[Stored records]
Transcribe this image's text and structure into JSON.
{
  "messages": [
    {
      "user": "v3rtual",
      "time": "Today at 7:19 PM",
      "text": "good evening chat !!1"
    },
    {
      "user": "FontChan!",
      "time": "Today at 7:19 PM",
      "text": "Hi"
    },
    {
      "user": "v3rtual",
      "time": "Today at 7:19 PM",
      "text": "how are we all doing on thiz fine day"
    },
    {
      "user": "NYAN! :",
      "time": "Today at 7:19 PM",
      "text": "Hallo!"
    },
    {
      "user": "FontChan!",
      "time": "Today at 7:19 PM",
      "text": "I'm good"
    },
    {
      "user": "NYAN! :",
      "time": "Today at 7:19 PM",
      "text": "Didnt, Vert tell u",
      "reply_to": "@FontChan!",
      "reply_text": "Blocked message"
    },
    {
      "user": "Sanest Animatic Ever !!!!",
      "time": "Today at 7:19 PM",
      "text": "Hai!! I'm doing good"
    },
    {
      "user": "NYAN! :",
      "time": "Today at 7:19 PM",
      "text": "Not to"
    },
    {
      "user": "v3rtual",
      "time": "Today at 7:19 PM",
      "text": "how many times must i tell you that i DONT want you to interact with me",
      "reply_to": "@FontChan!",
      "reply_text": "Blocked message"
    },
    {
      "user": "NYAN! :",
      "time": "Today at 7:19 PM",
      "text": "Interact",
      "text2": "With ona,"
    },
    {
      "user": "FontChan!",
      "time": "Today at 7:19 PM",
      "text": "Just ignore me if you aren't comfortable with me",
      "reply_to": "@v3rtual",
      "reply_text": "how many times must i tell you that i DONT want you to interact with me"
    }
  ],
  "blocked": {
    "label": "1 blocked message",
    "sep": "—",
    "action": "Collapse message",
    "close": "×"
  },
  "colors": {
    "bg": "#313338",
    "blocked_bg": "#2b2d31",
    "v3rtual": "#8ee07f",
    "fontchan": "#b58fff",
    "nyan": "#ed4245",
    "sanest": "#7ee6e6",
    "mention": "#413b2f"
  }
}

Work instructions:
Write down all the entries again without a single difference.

Exercise solution:
Transcribe this image's text and structure into JSON.
{
  "messages": [
    {
      "user": "v3rtual",
      "time": "Today at 7:19 PM",
      "text": "good evening chat !!1"
    },
    {
      "user": "FontChan!",
      "time": "Today at 7:19 PM",
      "text": "Hi"
    },
    {
      "user": "v3rtual",
      "time": "Today at 7:19 PM",
      "text": "how are we all doing on thiz fine day"
    },
    {
      "user": "NYAN! :",
      "time": "Today at 7:19 PM",
      "text": "Hallo!"
    },
    {
      "user": "FontChan!",
      "time": "Today at 7:19 PM",
      "text": "I'm good"
    },
    {
      "user": "NYAN! :",
      "time": "Today at 7:19 PM",
      "text": "Didnt, Vert tell u",
      "reply_to": "@FontChan!",
      "reply_text": "Blocked message"
    },
    {
      "user": "Sanest Animatic Ever !!!!",
      "time": "Today at 7:19 PM",
      "text": "Hai!! I'm doing good"
    },
    {
      "user": "NYAN! :",
      "time": "Today at 7:19 PM",
      "text": "Not to"
    },
    {
      "user": "v3rtual",
      "time": "Today at 7:19 PM",
      "text": "how many times must i tell you that i DONT want you to interact with me",
      "reply_to": "@FontChan!",
      "reply_text": "Blocked message"
    },
    {
      "user": "NYAN! :",
      "time": "Today at 7:19 PM",
      "text": "Interact",
      "text2": "With ona,"
    },
    {
      "user": "FontChan!",
      "time": "Today at 7:19 PM",
      "text": "Just ignore me if you aren't comfortable with me",
      "reply_to": "@v3rtual",
      "reply_text": "how many times must i tell you that i DONT want you to interact with me"
    }
  ],
  "blocked": {
    "label": "1 blocked message",
    "sep": "—",
    "action": "Collapse message",
    "close": "×"
  },
  "colors": {
    "bg": "#313338",
    "blocked_bg": "#2b2d31",
    "v3rtual": "#8ee07f",
    "fontchan": "#b58fff",
    "nyan": "#ed4245",
    "sanest": "#7ee6e6",
    "mention": "#413b2f"
  }
}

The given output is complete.